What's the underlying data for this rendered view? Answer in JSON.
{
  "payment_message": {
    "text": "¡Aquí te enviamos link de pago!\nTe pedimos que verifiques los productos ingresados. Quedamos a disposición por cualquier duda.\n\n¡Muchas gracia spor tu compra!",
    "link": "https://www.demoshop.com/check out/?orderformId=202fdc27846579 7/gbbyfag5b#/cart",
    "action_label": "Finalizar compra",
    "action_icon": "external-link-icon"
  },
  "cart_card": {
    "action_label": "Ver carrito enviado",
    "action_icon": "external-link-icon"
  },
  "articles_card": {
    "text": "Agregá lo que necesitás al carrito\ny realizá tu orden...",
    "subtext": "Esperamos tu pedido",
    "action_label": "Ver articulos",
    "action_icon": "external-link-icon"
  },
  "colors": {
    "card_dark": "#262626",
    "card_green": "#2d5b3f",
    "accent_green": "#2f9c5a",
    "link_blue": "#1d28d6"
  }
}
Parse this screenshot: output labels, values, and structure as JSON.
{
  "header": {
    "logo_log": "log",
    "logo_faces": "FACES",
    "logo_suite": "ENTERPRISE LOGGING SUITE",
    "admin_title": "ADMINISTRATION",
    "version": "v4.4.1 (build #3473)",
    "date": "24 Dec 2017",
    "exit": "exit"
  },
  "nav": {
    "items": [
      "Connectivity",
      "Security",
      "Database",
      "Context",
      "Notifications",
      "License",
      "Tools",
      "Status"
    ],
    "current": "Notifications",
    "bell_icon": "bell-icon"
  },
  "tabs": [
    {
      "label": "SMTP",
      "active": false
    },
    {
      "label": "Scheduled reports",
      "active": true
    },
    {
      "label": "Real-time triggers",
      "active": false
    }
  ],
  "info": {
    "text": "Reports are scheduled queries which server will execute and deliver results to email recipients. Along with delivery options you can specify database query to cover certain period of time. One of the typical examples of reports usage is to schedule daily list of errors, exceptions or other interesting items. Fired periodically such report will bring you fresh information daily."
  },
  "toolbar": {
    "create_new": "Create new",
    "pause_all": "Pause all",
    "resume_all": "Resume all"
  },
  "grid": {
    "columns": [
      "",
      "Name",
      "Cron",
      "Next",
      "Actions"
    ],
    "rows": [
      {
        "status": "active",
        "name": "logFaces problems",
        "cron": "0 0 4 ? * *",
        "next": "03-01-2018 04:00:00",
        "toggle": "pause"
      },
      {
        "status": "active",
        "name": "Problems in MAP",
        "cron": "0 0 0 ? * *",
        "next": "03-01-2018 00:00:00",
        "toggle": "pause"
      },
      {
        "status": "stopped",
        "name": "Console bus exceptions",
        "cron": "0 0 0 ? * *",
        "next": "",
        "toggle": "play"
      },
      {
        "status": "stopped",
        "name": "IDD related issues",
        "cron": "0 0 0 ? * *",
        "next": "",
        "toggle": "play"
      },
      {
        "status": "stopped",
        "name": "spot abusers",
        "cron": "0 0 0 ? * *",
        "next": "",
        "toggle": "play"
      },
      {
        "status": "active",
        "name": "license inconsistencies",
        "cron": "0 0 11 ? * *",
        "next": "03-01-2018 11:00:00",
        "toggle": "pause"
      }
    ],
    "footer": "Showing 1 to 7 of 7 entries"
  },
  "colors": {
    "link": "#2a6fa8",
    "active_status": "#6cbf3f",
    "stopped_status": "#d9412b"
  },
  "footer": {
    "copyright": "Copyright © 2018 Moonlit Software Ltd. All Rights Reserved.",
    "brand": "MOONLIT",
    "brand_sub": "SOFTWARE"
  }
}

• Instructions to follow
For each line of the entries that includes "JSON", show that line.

• Response to this exercise
What's the underlying data for this rendered view? Answer in JSON.
Parse this screenshot: output labels, values, and structure as JSON.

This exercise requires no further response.